“President”* Donald Trump is trying to make nepotism in the executive branch sexy again. He’s got his son-in-law Jared Kushner in charge of matters so far over his head; he’d probably get daily nosebleeds just thinking about the enormity of his responsibilities if it wasn’t for the fact that his role is total bullshit.
Also, Kushner’s wife, Ivanka Trump, recently took an “unpaid” position as one of her daddy’s senior advisors.
But unlike her husband, Ivanka’s hire might actually make sense because who knows? Maybe her father will need regular advice about removing stains from under his desk.
Yes, honey, it’s right down there, tell daddy what you think while he gets more comfortable…*UNZIPPING SOUND*.
Kushner’s in charge of brokering peace in the Middle East, U.S. relations with Canada, U.S. relations with Mexico (which includes the construction of the “wall’), he also oversees criminal justice reform, combating opioid abuse, providing broadband Internet to every American, “re-imagining Veterans Affairs, and developing “transformative projects” under Trump’s one trillion dollar infrastructure plan.
Kushner’s currently in Iraq for some unknown reason, while Trump’s Secretary of State, Rex Tillerson, has yet to set foot in that country.

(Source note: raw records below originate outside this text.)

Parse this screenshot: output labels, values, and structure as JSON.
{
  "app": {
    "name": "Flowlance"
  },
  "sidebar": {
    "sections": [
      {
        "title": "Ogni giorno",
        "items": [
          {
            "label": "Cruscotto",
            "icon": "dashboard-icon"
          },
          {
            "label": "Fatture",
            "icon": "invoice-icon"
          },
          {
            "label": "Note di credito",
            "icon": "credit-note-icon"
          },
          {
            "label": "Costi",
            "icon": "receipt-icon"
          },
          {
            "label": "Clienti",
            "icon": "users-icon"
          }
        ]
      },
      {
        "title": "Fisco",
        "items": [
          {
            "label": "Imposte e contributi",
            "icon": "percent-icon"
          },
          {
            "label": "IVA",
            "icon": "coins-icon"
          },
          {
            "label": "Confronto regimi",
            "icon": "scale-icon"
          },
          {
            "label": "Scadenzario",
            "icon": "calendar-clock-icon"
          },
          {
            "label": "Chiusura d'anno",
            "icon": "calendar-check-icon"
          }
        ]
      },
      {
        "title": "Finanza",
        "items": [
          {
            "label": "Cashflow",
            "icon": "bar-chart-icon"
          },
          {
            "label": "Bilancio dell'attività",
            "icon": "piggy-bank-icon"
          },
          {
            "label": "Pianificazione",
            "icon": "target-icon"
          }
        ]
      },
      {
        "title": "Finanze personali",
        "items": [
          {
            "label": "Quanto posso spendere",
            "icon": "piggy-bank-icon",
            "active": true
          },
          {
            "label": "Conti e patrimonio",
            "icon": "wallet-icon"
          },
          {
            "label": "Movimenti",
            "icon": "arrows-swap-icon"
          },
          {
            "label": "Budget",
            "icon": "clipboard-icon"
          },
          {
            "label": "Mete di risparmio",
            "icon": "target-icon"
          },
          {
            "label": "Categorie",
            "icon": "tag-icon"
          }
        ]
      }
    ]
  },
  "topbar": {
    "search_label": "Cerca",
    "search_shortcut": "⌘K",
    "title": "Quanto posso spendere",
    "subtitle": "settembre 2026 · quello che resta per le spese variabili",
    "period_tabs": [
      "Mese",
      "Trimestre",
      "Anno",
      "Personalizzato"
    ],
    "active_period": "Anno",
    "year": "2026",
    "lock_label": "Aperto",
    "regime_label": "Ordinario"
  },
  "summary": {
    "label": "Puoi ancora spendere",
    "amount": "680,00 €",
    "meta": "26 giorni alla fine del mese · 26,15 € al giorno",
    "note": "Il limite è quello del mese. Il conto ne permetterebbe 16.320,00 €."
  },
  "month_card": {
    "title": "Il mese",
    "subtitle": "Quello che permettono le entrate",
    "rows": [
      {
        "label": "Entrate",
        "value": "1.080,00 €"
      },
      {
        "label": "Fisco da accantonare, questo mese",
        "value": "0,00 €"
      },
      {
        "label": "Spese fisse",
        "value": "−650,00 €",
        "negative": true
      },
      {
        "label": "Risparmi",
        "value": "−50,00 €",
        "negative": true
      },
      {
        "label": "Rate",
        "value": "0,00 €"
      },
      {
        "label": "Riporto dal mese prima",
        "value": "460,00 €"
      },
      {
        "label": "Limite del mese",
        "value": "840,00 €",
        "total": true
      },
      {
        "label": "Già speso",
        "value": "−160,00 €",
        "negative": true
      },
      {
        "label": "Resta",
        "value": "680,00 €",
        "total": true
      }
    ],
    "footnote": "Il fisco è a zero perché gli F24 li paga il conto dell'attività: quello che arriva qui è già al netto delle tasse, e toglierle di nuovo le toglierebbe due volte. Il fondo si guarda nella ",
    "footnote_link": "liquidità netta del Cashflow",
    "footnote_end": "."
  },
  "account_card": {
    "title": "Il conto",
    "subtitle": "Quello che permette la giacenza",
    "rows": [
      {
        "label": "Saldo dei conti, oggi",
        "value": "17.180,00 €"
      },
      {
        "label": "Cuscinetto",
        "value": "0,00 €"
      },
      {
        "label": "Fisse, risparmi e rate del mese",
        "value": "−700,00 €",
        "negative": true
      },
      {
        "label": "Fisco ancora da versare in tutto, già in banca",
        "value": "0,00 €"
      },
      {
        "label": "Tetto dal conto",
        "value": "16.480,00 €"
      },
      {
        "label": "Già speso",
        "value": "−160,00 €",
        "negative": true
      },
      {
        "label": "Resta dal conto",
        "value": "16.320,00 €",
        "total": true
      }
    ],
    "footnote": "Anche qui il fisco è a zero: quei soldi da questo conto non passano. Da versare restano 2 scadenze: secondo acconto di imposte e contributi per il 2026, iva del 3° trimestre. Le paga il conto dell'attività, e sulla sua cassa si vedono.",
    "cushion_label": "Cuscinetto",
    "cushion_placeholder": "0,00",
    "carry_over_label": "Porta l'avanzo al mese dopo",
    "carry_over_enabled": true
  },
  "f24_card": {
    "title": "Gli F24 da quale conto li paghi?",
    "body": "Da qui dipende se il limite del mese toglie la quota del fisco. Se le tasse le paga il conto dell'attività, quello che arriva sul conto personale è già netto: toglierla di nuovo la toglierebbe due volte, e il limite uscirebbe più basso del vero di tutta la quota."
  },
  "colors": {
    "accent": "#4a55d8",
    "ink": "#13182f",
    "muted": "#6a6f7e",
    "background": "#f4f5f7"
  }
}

On Monday, reporters asked Spicer to explain why Kushner was more qualified to got to Iraq than Tillerson or an actual career diplomat.
“There is a team, depending on the subject, there is a team that is working with him,” Spicer said. “And he is providing oversight and direction.”
However, Spicy wanted to make it clear that Kushner wasn’t actually “overseeing” Iraq.
“I appreciate how he is in such a unique position,” CBS correspondent Margaret Brennan pressed. “But there are people that would look at this situation and say that the White House isn’t meant to be run as a family business. There are institutions with experienced diplomats who have years and decades of linguistic experience on the ground.”
But, Spicy had enough of the impertinent female reporter’s smart mouth and decided to set her straight.
“Just be clear,” Spicer interrupted. “You just said ‘years of linguistic experience,’ so what situation are you specifically referring to?”
“It’s our understanding that Mr. Kushner is involved with Mexico, he’s involved with Saudi Arabia, that he’s involved with Canada, that he’s involved with a number of different issues,” Brennan said. “China in particular.”
“There’s a lot of relationships that Jared has made over time with different leaders,” Spicer replied. “Mexico being one of them you mentioned. They are going to continue to have conversations with him. That doesn’t mean by any means that it’s being done without coordination with the State Department.”
Clearly, overtaken by Spicy’s manly authoritative presentation, the Brennan sheepishly followed up with:
“But he has a direct line to the president whereas the other institutions do not,” Brennan noted.
But once again Spicy was ready to knock her question out of the park with an answer that would lay all other inquiries concerning Kushner’s qualifications to rest.
“Okay, great,” Spicer shrugged. “That’s even better then. I think that’s a win for our government.”